Why government-funded duck penis research is a good thing

Apparently, some segments of the media are just catching up to The Great Duck Penis Meme of 2007 and the video-enhanced version from 2009. If you've somehow managed to erase this from your memory (and lucky you), it turns out that duck penises are pretty freaky looking and can teach us a lot about how evolution works. Like a lot of basic research — the stuff that isn't directly about creating new products — duck penis studies have been funded by federal science grants. And this has put science writer Carl Zimmer in the awkward position of sticking up for duck erections. In a great piece at The Loom, he explains why silly-sounding research matters and why duck penises are not a waste of your tax dollars. Read the rest

Let's play a game: Guess what's being patented!

Reader iainmclean works in research and development, which means iainmclean reads a lot of patent-ese. Via the new, awesomer Submitterator, iainmclean sent us an excellent example of how the language used in a patent application can make it very difficult to tell what, exactly, is being patented.

Here's how the game is played.

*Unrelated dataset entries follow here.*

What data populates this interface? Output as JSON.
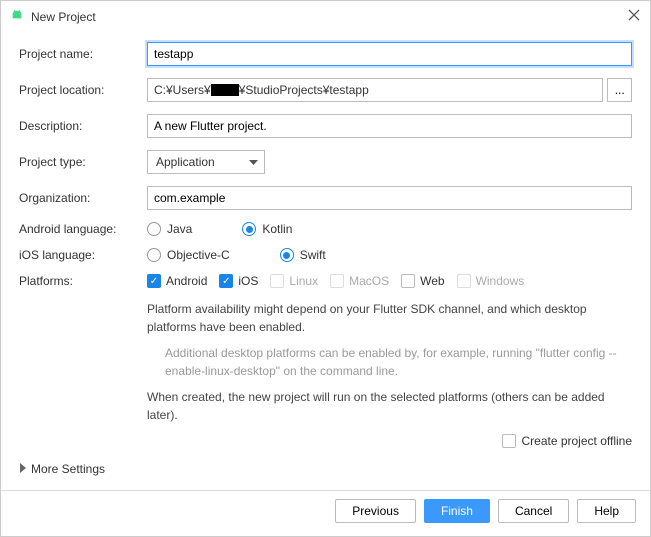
{
  "window": {
    "title": "New Project"
  },
  "labels": {
    "project_name": "Project name:",
    "project_location": "Project location:",
    "description": "Description:",
    "project_type": "Project type:",
    "organization": "Organization:",
    "android_language": "Android language:",
    "ios_language": "iOS language:",
    "platforms": "Platforms:"
  },
  "fields": {
    "project_name": "testapp",
    "project_location_prefix": "C:¥Users¥",
    "project_location_suffix": "¥StudioProjects¥testapp",
    "description": "A new Flutter project.",
    "project_type": "Application",
    "organization": "com.example",
    "browse": "..."
  },
  "android_lang": {
    "java": "Java",
    "kotlin": "Kotlin"
  },
  "ios_lang": {
    "objc": "Objective-C",
    "swift": "Swift"
  },
  "platforms": {
    "android": "Android",
    "ios": "iOS",
    "linux": "Linux",
    "macos": "MacOS",
    "web": "Web",
    "windows": "Windows"
  },
  "info": {
    "availability": "Platform availability might depend on your Flutter SDK channel, and which desktop platforms have been enabled.",
    "additional": "Additional desktop platforms can be enabled by, for example, running \"flutter config --enable-linux-desktop\" on the command line.",
    "when_created": "When created, the new project will run on the selected platforms (others can be added later)."
  },
  "offline_label": "Create project offline",
  "more_settings": "More Settings",
  "buttons": {
    "previous": "Previous",
    "finish": "Finish",
    "cancel": "Cancel",
    "help": "Help"
  }
}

First, read the paragraph below:

An apparatus, comprising: a flexible elongate member that defines at least one lumen and is configured to be inserted within a body passageway of a patient, wherein the flexible elongate member includes a proximal portion, a distal portion, and a medial portion disposed between the proximal portion and the distal portion, and wherein the distal portion is movable between a substantially linear configuration and a curved configuration; and a stiffening member coupled to the flexible elongate member, the stiffening member being movable to a selected location along a length of the flexible elongate member to modify the flexibility of the selected location of the flexible elongate member, and wherein the stiffening member includes a first portion and a second portion, the first portion having a first stiffness and the second portion having a second stiffness different than the first stiffness.

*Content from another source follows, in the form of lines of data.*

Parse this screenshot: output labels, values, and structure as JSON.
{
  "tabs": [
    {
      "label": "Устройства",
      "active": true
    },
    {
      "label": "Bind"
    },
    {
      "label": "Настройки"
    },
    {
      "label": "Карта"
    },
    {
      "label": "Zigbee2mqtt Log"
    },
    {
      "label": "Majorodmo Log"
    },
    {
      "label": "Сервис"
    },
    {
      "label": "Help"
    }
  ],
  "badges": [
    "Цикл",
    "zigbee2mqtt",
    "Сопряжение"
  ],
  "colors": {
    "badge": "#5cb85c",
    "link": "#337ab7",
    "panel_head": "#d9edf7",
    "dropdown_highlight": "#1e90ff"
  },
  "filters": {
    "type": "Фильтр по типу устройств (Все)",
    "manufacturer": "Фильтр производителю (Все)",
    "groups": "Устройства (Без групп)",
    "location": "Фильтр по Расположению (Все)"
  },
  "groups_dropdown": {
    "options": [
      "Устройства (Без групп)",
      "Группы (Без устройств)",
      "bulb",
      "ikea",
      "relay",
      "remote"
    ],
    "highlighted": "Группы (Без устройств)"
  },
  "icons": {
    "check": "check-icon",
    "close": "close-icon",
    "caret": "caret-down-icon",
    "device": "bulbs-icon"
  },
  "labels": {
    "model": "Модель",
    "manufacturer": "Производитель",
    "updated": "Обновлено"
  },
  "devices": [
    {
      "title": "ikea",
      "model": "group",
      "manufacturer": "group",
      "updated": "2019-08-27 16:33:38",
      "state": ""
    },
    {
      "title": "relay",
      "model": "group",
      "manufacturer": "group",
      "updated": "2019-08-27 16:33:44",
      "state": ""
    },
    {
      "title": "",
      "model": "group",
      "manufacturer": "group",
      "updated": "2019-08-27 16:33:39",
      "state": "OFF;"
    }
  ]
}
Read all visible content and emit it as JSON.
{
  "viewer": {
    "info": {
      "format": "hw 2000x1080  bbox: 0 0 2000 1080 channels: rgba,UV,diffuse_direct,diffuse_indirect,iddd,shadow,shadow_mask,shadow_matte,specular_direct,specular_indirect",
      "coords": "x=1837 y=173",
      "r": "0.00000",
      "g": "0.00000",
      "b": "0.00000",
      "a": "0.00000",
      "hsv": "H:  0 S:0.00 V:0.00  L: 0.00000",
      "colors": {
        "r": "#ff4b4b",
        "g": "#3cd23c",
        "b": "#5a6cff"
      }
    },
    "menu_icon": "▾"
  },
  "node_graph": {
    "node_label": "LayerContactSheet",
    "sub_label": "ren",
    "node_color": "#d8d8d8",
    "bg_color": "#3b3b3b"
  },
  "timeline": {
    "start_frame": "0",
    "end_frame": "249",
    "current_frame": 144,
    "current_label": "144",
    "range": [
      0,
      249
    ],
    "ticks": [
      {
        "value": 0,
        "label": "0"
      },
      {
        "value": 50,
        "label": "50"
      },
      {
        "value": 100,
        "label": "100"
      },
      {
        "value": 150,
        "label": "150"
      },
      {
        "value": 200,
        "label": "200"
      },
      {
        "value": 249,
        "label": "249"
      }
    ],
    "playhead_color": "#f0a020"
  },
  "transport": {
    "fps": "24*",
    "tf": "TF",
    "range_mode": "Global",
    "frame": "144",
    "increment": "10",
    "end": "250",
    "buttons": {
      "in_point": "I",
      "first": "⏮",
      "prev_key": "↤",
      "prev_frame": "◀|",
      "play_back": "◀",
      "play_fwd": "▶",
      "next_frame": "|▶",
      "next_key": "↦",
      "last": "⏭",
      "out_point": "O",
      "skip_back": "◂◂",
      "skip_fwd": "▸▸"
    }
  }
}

Next, check out the attached image and see if it matches up with what you imagined. Hint: The image is much more safe for work than I guessed it would be. Read the rest

Why you should fear turtles

EDIT: Sadly, this has been taken down by YouTube for some reason. I suggest you follow this link, instead.

Thanks, Lo! Read the rest